▸ Requirement: Look through the material below and count the lines that hold "記述式テキスト". Give that number by itself.

▸ Data to use:
==============================

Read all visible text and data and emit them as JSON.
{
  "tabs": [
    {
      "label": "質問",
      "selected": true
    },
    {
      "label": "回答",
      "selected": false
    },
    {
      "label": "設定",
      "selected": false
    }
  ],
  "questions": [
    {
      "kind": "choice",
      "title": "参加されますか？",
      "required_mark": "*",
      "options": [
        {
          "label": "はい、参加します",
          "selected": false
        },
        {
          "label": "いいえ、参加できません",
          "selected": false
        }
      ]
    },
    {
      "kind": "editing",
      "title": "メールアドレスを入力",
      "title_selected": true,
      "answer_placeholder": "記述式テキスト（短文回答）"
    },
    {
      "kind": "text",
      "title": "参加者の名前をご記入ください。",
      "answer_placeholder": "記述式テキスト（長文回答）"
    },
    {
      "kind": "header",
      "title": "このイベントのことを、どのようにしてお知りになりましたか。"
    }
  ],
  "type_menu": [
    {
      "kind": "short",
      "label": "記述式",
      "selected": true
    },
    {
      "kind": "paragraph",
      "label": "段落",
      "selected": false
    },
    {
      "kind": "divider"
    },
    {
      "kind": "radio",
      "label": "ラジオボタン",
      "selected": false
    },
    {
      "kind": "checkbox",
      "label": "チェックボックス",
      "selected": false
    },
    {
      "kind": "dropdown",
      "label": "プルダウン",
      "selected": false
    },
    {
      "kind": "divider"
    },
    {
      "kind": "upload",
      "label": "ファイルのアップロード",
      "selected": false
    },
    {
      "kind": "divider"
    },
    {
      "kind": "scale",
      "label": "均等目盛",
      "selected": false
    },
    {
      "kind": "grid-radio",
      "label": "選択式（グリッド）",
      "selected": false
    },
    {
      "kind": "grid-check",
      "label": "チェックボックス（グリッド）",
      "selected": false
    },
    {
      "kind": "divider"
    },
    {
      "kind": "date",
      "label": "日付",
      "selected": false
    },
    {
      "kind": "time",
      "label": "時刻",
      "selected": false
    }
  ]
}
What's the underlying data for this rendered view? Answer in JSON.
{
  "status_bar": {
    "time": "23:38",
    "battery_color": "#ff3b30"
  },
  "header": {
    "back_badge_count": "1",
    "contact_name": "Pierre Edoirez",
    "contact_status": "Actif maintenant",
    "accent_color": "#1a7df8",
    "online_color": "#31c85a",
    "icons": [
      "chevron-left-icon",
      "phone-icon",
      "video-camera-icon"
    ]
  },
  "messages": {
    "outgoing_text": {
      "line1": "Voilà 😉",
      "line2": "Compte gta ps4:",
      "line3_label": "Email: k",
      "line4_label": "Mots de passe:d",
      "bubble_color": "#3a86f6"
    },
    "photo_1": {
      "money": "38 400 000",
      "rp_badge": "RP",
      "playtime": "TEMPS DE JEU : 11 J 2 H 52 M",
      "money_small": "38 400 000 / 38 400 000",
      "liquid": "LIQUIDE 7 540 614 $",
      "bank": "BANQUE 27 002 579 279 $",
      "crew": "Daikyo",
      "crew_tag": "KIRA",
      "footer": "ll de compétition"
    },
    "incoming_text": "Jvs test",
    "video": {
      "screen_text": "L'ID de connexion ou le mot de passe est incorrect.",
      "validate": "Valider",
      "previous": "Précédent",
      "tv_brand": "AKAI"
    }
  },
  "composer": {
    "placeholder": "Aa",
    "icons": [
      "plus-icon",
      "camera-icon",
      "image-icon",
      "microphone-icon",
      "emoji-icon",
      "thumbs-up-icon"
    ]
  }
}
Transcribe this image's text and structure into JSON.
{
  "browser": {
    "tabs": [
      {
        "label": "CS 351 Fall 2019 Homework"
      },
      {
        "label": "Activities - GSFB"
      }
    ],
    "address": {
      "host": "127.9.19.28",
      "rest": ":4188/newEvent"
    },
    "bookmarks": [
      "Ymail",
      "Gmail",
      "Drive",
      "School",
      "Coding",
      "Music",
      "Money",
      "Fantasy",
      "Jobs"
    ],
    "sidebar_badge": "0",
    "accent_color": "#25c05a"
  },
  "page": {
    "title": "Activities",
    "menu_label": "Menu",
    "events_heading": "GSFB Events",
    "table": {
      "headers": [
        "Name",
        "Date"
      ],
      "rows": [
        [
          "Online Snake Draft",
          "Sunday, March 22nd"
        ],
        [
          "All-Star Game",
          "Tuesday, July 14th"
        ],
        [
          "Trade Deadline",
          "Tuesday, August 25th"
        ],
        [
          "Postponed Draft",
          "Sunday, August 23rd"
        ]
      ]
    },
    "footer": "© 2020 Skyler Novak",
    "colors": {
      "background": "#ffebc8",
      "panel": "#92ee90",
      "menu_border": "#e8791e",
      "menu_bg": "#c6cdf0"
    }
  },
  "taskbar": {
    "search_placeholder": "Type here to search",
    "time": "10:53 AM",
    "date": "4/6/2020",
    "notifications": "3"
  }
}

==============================

▸ Solution to this exercise: 2